Spring Break, the latest named vulnerability, is more serious than the moniker implies. Spring Break is a critical remote code execution vulnerability in Pivotal Spring REST, one of the the most popular frameworks for building web applications, and the effects of this vulnerability are widespread.
A patch for Spring Break has been available since September of last year, but the vulnerability broke into the news only last week, after the researchers who discovered Spring Break published their findings. The researchers agreed to hold back publishing until now, allowing organizations more time to update their applications. Pivotal recommended patching the vulnerability as soon as possible, in a blog post from Spring Data Project Lead Oliver Gierke. Yet even after six months, many organizations with applications built using the Spring REST component are likely still unpatched.

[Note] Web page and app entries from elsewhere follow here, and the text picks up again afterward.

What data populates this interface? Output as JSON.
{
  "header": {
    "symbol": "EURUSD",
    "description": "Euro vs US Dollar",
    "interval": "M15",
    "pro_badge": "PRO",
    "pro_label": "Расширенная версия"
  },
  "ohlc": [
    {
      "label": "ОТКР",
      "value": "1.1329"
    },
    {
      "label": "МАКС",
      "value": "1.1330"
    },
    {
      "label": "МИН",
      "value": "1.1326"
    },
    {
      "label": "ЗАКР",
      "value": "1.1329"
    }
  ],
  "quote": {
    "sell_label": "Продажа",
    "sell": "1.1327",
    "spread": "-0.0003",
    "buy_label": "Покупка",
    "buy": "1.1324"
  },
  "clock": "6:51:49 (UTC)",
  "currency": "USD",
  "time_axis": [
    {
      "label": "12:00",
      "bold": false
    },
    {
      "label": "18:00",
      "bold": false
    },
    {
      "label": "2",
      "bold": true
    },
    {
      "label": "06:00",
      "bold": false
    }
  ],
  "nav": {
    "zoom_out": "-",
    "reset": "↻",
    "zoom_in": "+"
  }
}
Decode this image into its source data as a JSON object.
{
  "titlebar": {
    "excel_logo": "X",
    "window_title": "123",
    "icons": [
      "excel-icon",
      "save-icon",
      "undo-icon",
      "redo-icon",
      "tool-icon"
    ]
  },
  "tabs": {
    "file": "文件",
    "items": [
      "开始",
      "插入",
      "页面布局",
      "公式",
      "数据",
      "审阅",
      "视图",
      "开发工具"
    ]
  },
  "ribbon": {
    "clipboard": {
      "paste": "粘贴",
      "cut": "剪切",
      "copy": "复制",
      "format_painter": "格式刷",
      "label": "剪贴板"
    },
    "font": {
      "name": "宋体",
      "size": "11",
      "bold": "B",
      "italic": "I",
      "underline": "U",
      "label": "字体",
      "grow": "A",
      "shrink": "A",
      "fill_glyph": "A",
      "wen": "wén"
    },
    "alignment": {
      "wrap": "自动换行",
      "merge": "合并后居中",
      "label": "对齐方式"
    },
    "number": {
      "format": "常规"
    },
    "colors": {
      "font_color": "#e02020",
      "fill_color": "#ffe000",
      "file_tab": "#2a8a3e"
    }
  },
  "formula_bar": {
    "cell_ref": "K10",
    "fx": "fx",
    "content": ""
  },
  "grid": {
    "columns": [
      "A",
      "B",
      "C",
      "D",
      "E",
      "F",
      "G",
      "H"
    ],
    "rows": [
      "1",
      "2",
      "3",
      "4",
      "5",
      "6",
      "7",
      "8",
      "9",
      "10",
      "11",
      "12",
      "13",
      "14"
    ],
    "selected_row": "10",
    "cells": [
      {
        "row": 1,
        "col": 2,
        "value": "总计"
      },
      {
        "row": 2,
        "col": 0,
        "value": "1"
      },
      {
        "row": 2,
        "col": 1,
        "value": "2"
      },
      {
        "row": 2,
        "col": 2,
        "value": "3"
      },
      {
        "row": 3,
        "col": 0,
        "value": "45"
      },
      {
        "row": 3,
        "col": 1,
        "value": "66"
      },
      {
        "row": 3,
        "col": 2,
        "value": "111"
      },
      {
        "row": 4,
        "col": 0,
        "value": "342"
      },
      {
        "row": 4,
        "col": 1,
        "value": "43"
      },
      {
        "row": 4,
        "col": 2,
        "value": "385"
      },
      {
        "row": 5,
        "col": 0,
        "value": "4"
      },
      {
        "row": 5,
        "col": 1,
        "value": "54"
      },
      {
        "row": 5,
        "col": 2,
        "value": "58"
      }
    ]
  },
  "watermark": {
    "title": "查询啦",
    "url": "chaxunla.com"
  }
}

The attention Spring Break is getting in the media and in security circles is warranted, because of the urgency in patching affected applications, and because it raises serious concerns about application security as a whole. It’s notoriously difficult for businesses to maintain their software and patch vulnerabilities in components, whether they be commercial or open source libraries and frameworks. That’s because many developers are unaware of the components in their applications, and no one is assigned the responsibility to update components when a new version is available.
The consequences of inaction are severe. We don’t know at this point if the easily-exploitable Spring Break vulnerability was used in any attacks, but a similar RCE vulnerability found in Apache Struts last year was the root of a recent mega-breach, which put at risk the data of 143 million Americans.
With so much of our economy dependent on software, we can’t afford to leave it to chance that unpatched applications will not be discovered or exploited by bad actors. Fortunately, there are some essential but achievable steps organizations can take to secure their applications from known vulnerabilities in components.
1. Set a policy
Set a policy establishing that component vulnerabilities are important to the business, just like other non-functional requirements such as availability. Having a policy can also ensure that there’s traceability between security requirements and regulations. Several industry regulations, including the recently enacted New York Department of Financial Services rules, along with healthcare and PCI rules, require organizations to manage risk from third-party components.
2. Create a baseline inventory
There are several ways to build an inventory, including looking at source control or component repositories. One of the most reliable methods may be leveraging security testing you are already doing. Some static analysis providers may already be creating an inventory of components for you through software composition analysis. An inventory can be invaluable to the security team’s response to a newly announced vulnerability, allowing you to focus your efforts on the applications that you know have the vulnerable component.
3. Educate developers
Some developers may be unaware that they need to monitor for new security patches, or that the components they use may rely on other components that may not be secure. CA Veracode research last year found that a vulnerability in Apache Commons Collections (ACC) had spread to more than 80,000 other components that used the ACC component. Fortunately, a focus on developer education leads to measurable results. Our research for the State of Software Security shows that organizations using developer education, whether delivered in one on-one sessions or through self-training video courses, saw improvements in flaw reduction.
4. Integrate security testing throughout the development lifecycle
As development teams make more changes to their applications, it’s important to keep the inventory, and the security picture, up to date. Software composition analysis makes this easy by collecting information about your application’s open source components at the same time that static analysis is conducted – including open source components used by compiled libraries for which you have no source code.
5. Shift the mindset
The functionality open source components deliver can be an asset to a development team, but keep in mind that the asset is offset by technical debt that requires regular payments, in the form of applying regularly released updates to the open source library. And just as with regular debt, failure to make regular payments on technical debt can have catastrophic consequences downstream.
Too often we begin to focus on preventive measures like these after the damage has been done. It’s time to take action to make sure you don’t get breached by the next Spring Break, whatever it may be called.
To learn more about how to reduce risk from third-party components, watch a short video and download our whitepaper. Check out the video below, with Veracode VP of Research Chris Eng, explaining how to determine whether a branded vulnerability, like Heartbleed, Shellshock or Spring Break, requires fast action or is more hype than harm.[nid-embed:26706]
*** This is a Security Bloggers Network syndicated blog from RSS | Veracode Blog authored by email@example.com (cwysopal). Read the original post at: http://www.veracode.com/blog/security-news/how-prevent-breach-spring-break-open-source-vulnerabilities